» TASK ITEM: Filter the data below for the string "rifiuti" and copy each matching line.

» PROVIDED DATA:
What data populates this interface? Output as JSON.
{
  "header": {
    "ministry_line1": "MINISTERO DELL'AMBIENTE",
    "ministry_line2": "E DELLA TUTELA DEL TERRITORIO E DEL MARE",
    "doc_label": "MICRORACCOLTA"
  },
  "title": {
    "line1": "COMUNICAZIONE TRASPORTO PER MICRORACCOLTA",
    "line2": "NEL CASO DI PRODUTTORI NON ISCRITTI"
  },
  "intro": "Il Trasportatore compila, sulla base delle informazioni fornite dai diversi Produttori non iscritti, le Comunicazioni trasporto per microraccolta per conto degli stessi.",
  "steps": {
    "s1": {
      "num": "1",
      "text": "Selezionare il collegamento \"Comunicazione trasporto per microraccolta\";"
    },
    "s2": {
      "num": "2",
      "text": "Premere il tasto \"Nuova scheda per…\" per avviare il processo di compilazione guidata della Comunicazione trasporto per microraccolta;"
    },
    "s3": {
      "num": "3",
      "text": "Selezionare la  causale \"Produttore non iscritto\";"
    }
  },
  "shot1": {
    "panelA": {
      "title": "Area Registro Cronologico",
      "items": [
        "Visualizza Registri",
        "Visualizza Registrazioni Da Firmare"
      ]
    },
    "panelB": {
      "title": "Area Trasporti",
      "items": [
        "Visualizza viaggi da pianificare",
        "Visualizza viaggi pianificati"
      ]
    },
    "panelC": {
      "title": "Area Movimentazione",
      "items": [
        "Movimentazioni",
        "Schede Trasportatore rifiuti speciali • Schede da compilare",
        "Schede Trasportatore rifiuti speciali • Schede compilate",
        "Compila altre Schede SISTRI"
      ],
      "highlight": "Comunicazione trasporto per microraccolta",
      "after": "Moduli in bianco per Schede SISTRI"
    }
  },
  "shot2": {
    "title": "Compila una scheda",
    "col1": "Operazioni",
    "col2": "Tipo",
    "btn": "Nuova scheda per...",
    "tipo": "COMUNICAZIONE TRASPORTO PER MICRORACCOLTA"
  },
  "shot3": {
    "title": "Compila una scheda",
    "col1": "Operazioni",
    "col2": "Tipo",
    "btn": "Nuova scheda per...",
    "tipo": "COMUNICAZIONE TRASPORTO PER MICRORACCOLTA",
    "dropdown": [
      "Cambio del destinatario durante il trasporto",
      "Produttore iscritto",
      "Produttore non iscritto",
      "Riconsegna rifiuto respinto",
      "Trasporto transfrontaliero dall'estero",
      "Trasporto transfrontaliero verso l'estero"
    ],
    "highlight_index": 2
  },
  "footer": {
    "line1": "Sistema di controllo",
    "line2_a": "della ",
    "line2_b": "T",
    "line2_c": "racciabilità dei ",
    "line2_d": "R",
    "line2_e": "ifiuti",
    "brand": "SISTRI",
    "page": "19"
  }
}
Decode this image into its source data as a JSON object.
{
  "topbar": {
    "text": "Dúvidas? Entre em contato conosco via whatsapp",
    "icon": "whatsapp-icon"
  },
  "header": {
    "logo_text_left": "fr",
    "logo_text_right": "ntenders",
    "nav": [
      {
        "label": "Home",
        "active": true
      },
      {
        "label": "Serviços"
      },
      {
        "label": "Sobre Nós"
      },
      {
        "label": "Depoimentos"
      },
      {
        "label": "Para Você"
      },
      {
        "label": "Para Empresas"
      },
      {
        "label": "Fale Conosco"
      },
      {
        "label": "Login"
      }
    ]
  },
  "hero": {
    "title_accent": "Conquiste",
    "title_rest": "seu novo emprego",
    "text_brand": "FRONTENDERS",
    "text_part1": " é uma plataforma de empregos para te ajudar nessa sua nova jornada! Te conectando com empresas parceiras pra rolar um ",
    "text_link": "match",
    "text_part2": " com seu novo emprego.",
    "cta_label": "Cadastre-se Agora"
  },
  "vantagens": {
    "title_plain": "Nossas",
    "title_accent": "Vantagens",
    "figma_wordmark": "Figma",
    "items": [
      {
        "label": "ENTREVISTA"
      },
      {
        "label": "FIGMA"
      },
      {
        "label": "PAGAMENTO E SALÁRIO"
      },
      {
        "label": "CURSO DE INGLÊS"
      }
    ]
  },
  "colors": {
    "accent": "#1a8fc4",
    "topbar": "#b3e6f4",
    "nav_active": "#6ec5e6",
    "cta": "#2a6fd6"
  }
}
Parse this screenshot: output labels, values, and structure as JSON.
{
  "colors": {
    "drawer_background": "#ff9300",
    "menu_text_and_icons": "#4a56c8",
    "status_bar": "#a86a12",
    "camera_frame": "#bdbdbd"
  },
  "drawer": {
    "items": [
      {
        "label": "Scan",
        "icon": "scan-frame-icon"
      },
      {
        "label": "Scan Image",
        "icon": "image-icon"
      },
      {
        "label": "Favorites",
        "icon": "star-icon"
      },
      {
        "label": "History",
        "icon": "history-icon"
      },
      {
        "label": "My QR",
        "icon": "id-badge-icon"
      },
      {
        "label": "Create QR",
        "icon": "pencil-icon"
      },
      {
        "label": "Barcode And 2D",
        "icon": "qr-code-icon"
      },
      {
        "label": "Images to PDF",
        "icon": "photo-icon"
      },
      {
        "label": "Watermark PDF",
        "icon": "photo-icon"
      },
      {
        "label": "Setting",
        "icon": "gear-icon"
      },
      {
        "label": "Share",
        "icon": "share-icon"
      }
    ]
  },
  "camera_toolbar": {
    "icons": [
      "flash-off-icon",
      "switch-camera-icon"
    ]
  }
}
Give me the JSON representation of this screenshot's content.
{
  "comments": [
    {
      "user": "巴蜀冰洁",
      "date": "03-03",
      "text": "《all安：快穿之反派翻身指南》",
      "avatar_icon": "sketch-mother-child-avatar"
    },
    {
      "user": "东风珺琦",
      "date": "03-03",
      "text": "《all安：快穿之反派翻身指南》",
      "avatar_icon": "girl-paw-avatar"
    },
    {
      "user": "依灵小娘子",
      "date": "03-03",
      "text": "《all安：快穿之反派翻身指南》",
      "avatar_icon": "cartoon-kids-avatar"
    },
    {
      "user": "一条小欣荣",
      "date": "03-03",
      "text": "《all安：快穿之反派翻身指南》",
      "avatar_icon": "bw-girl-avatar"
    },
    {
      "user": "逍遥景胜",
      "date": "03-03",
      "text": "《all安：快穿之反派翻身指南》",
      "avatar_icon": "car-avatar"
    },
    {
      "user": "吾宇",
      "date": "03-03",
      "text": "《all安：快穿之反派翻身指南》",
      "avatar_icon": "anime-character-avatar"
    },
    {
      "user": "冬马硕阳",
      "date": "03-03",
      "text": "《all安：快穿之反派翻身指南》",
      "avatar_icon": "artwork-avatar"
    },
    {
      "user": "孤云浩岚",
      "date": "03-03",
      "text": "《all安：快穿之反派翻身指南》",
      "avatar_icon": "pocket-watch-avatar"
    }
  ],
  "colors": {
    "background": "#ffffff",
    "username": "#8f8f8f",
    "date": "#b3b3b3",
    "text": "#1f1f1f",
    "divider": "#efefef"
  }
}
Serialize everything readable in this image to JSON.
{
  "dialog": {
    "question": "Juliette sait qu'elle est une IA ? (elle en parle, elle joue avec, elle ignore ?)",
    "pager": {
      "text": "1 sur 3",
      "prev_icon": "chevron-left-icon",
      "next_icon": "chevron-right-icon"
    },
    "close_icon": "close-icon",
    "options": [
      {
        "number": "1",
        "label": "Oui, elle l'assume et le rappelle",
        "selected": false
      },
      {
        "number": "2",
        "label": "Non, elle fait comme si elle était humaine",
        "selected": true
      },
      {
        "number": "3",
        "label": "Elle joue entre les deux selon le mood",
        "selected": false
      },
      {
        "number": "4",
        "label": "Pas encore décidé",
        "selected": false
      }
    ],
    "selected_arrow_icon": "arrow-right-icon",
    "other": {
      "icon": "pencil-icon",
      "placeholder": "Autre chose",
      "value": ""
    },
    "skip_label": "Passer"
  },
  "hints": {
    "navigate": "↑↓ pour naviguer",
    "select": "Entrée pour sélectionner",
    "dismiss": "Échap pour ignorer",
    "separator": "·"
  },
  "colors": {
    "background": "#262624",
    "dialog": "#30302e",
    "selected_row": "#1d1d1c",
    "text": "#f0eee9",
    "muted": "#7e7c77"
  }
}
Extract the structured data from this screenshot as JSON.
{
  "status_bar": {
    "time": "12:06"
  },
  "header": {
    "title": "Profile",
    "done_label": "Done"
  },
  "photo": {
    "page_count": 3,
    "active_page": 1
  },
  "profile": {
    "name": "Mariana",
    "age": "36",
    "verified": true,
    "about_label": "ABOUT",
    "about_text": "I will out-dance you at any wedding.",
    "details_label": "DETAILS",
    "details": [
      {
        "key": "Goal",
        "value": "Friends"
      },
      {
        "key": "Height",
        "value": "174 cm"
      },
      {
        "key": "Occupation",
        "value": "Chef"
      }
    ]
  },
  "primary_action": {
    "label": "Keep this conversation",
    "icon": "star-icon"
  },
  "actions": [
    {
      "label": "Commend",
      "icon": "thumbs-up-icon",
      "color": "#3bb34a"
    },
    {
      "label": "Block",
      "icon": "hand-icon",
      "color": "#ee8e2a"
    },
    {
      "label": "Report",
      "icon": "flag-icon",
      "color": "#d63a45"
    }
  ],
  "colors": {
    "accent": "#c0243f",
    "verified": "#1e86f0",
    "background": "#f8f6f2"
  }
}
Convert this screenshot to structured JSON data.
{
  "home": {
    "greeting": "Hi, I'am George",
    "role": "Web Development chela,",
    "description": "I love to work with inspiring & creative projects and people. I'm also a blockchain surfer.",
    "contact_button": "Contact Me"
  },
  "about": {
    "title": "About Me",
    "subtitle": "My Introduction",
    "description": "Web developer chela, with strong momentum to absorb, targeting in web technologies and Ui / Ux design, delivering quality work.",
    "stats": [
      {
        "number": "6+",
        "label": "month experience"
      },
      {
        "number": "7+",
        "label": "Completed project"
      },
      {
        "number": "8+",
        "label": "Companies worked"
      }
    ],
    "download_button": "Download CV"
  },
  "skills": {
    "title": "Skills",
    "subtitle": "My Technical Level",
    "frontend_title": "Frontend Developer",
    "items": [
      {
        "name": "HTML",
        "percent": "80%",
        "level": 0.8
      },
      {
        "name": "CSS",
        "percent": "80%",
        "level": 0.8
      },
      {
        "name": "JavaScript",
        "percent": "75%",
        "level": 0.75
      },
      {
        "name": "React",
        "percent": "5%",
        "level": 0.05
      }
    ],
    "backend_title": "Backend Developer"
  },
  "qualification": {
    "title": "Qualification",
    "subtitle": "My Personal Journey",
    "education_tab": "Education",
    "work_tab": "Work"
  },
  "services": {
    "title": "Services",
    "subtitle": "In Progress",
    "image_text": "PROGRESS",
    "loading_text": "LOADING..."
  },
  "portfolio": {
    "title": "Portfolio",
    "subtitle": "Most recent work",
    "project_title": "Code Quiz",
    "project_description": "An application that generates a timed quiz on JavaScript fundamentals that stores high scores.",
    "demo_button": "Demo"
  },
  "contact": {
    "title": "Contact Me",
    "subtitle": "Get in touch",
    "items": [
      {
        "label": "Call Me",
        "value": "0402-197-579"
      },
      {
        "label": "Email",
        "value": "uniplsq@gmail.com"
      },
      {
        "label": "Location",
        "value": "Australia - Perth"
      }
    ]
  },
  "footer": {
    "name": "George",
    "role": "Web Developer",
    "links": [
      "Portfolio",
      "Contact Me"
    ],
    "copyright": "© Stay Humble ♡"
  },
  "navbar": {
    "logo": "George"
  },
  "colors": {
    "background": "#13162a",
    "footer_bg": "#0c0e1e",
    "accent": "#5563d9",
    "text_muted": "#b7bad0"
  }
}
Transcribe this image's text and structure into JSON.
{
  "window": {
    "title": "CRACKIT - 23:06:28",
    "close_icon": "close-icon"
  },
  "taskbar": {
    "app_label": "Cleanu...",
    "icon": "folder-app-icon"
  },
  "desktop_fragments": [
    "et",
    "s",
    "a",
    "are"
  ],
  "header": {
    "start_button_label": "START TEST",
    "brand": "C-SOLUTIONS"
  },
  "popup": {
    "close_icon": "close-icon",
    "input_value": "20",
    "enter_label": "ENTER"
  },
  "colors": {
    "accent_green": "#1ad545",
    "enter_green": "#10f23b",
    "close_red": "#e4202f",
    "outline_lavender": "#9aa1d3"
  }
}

» SOLUTION TO THIS TASK:
        "Schede Trasportatore rifiuti speciali • Schede da compilare",
        "Schede Trasportatore rifiuti speciali • Schede compilate",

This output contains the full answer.